Dorothy Eden. As we have seen, overseas entertainers sometimes set a story here. One such is Elizabeth Salter, an Australian, who has clearly been reading Ngaio Marsh. Another is Tom Gurr, who fictionalised the Parker-Hulme murder.

It is not these, but Dorothy Eden, who comes nearest to a successful challenge to Ngaio Marsh, though not on the same ground. Her line is not puzzle, but suspense, centred upon a heroine. This is, of course, a traditional type, pioneered in the late eighteenth century by Mrs Ann Radcliffe, whose The Mysteries of Udolpho established the Gothic tale of terror. Mrs Radcliffe's Emily goes through some hair-raising experiences, defenceless, alone, unfriended, in a foreign land; only at the very end do the hero's comforting arms enfold her.

Settings, conventions of behaviour, prose style, all have changed, but the core remains, the build up of suspense by devices variously contrived. A good exponent of the genre today is that 'feminine John Buchan', Mary Stewart. One of Ngaio Marsh's titles would do for the class as a whole, Spinisters in Jeopardy. Sometimes the heroine is not a spinster, but a widow, or a wife temporarily parted from her protector, but the effect is the same.

This is Dorothy Eden's type of story. Five of her novels have New Zealand settings. The Schoolmaster's Daughters, 1948, and Walk into My Parlour, 1947, are not thrillers, but suggest that if she had so chosen she might have given us a proper novel dealing with home tensions among womenfolk. After 1948, she moved into the suspense story, using the New Zealand background for Cat's Prey, 1952, Lamb to the Slaughter, 1953, and Bride by Candlelight, 1954. These three page 94 entertainments are not among her snappiest, but are very readable. Like Elizabeth Messenger, who may have learnt the lesson from her, she utilises local possibilities. One story dumps the English heroine down by a bush bach on the West Coast Road in the rain, with a missing friend, candles only for illumination, keas, glaciers, isolation, and three men to speculate about. Another takes for heroine an English girl who makes the voyage out here alone after the war to marry a soldier from whom she has been parted for several years. Add the possibilities of a change in looks owing to wounds, a little wicked juggling, a snowstorm, a power failure, and some sinister old women. It is quite a good story. Dorothy Eden's heroines suffer, rather than act, and she is sometimes hard put to it to account for their adventures; often a bit of direct action would be welcome, but that would short circuit the plot, which naturally wouldn't do!

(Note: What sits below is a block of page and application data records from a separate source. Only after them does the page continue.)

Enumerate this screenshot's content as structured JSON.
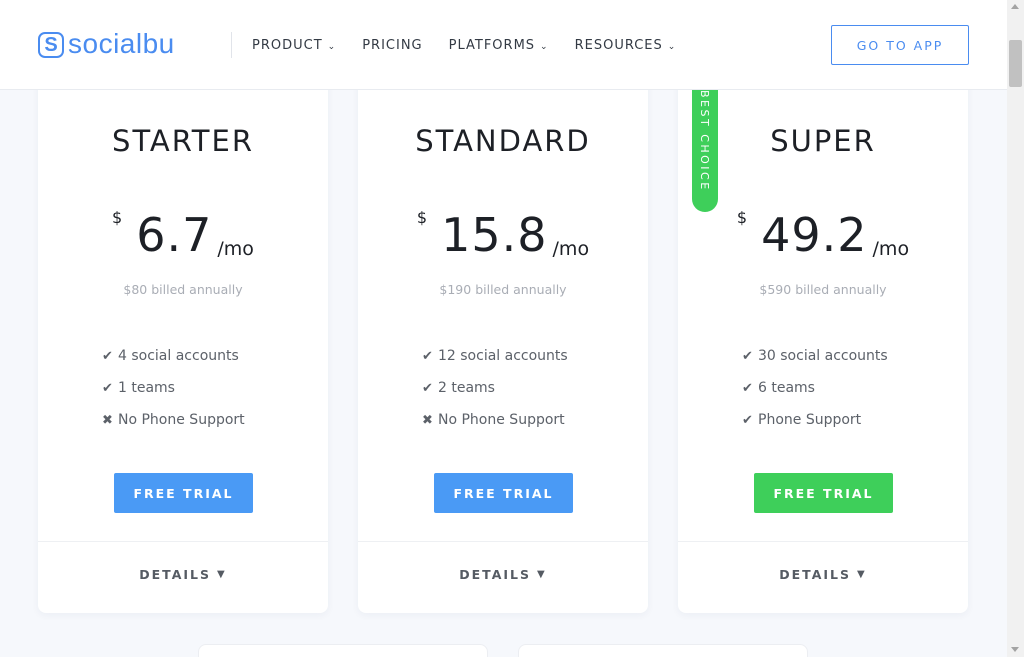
{
  "header": {
    "logo_mark": "S",
    "logo_text": "socialbu",
    "nav": [
      {
        "label": "PRODUCT",
        "dropdown": true
      },
      {
        "label": "PRICING",
        "dropdown": false
      },
      {
        "label": "PLATFORMS",
        "dropdown": true
      },
      {
        "label": "RESOURCES",
        "dropdown": true
      }
    ],
    "cta": "GO TO APP"
  },
  "ribbon": "BEST CHOICE",
  "plans": [
    {
      "name": "STARTER",
      "currency": "$",
      "price": "6.7",
      "period": "/mo",
      "billed": "$80 billed annually",
      "features": [
        {
          "icon": "check-icon",
          "glyph": "✔",
          "text": "4 social accounts"
        },
        {
          "icon": "check-icon",
          "glyph": "✔",
          "text": "1 teams"
        },
        {
          "icon": "cross-icon",
          "glyph": "✖",
          "text": "No Phone Support"
        }
      ],
      "cta": "FREE TRIAL",
      "cta_color": "#4a9af5",
      "details": "DETAILS"
    },
    {
      "name": "STANDARD",
      "currency": "$",
      "price": "15.8",
      "period": "/mo",
      "billed": "$190 billed annually",
      "features": [
        {
          "icon": "check-icon",
          "glyph": "✔",
          "text": "12 social accounts"
        },
        {
          "icon": "check-icon",
          "glyph": "✔",
          "text": "2 teams"
        },
        {
          "icon": "cross-icon",
          "glyph": "✖",
          "text": "No Phone Support"
        }
      ],
      "cta": "FREE TRIAL",
      "cta_color": "#4a9af5",
      "details": "DETAILS"
    },
    {
      "name": "SUPER",
      "currency": "$",
      "price": "49.2",
      "period": "/mo",
      "billed": "$590 billed annually",
      "features": [
        {
          "icon": "check-icon",
          "glyph": "✔",
          "text": "30 social accounts"
        },
        {
          "icon": "check-icon",
          "glyph": "✔",
          "text": "6 teams"
        },
        {
          "icon": "check-icon",
          "glyph": "✔",
          "text": "Phone Support"
        }
      ],
      "cta": "FREE TRIAL",
      "cta_color": "#3ecf5a",
      "details": "DETAILS"
    }
  ],
  "colors": {
    "brand_blue": "#4a8cf0",
    "green": "#3ecf5a",
    "background": "#f6f8fc"
  }
}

Ngaio Marsh is read by every kind of person, male and female, blockhead and egghead. Dorothy Eden's market is obviously more restricted, because the novel of romantic presuppositions has never had the general intellectual appeal of the detective puzzle. Moreover she has none of Ngaio Marsh's champagne sparkle. But her success in her genre is a considerable one.

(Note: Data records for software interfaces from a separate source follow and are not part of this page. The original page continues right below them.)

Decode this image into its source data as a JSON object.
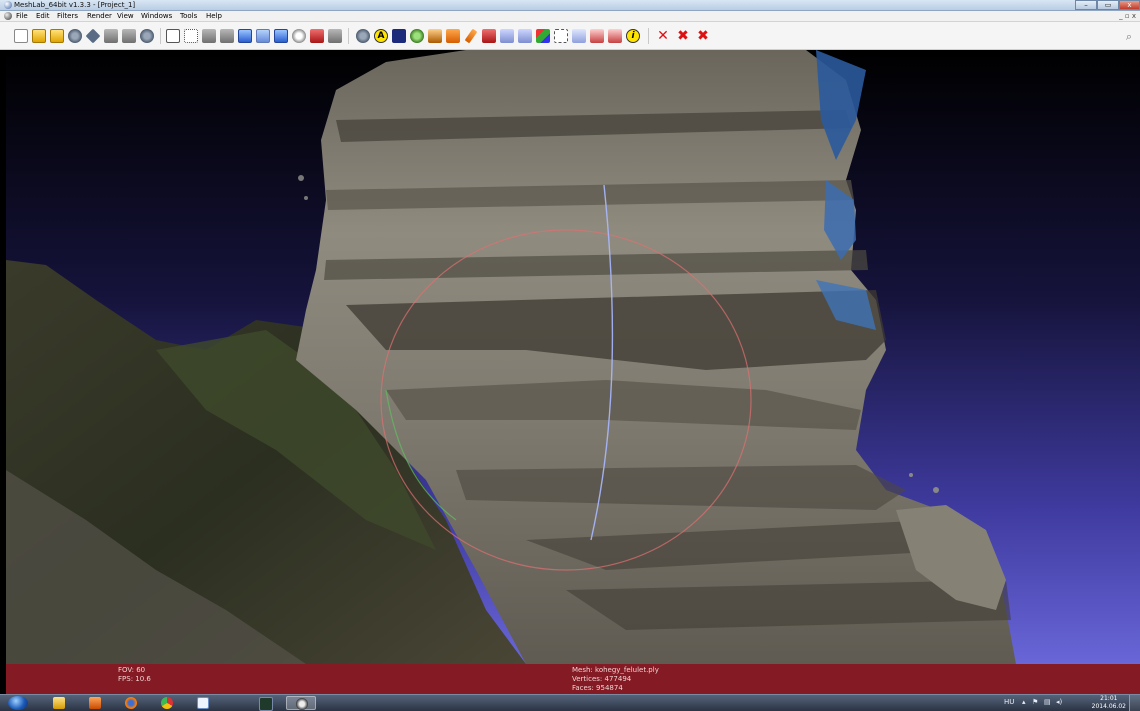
{
  "window": {
    "title": "MeshLab_64bit v1.3.3 - [Project_1]",
    "controls": {
      "minimize": "–",
      "maximize": "▭",
      "close": "x"
    },
    "mdi_controls": "_ ▫ x"
  },
  "menu": [
    "File",
    "Edit",
    "Filters",
    "Render",
    "View",
    "Windows",
    "Tools",
    "Help"
  ],
  "toolbar": {
    "icons": [
      "new-project-icon",
      "open-project-icon",
      "import-mesh-icon",
      "reload-icon",
      "export-mesh-icon",
      "snapshot-icon",
      "layer-dialog-icon",
      "stack-icon",
      "bounding-box-icon",
      "points-icon",
      "wireframe-icon",
      "hidden-lines-icon",
      "flat-lines-icon",
      "flat-icon",
      "smooth-icon",
      "texture-icon",
      "light-icon",
      "backface-icon",
      "double-side-icon",
      "trackball-icon",
      "info-circle-icon",
      "navy-box-icon",
      "globe-icon",
      "measure-icon",
      "pick-point-icon",
      "paint-icon",
      "select-faces-icon",
      "select-vertices-icon",
      "align-icon",
      "color-paint-icon",
      "selection-area-icon",
      "clean-icon",
      "edit-tool-icon",
      "info-icon",
      "delete-selection-icon",
      "delete-faces-icon",
      "delete-vertices-icon"
    ],
    "info_button_glyph": "i",
    "trackball_glyph": "A",
    "delete_glyphs": [
      "✕",
      "✖",
      "✖"
    ]
  },
  "viewport_info": {
    "fov": "FOV: 60",
    "fps": "FPS:  10.6",
    "mesh": "Mesh: kohegy_felulet.ply",
    "vertices": "Vertices: 477494",
    "faces": "Faces: 954874"
  },
  "colors": {
    "sky_top": "#000000",
    "sky_bottom": "#6966d8",
    "info_bar": "#961e28",
    "trackball_red": "#e07070",
    "trackball_blue": "#aab8ff",
    "trackball_green": "#60c060"
  },
  "taskbar": {
    "apps": [
      "windows-explorer-icon",
      "media-player-icon",
      "firefox-icon",
      "chrome-icon",
      "notepad-icon",
      "terminal-icon",
      "meshlab-icon"
    ],
    "language": "HU",
    "time": "21:01",
    "date": "2014.06.02"
  }
}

(Topics for Study and Discussion are given in the Appendix.)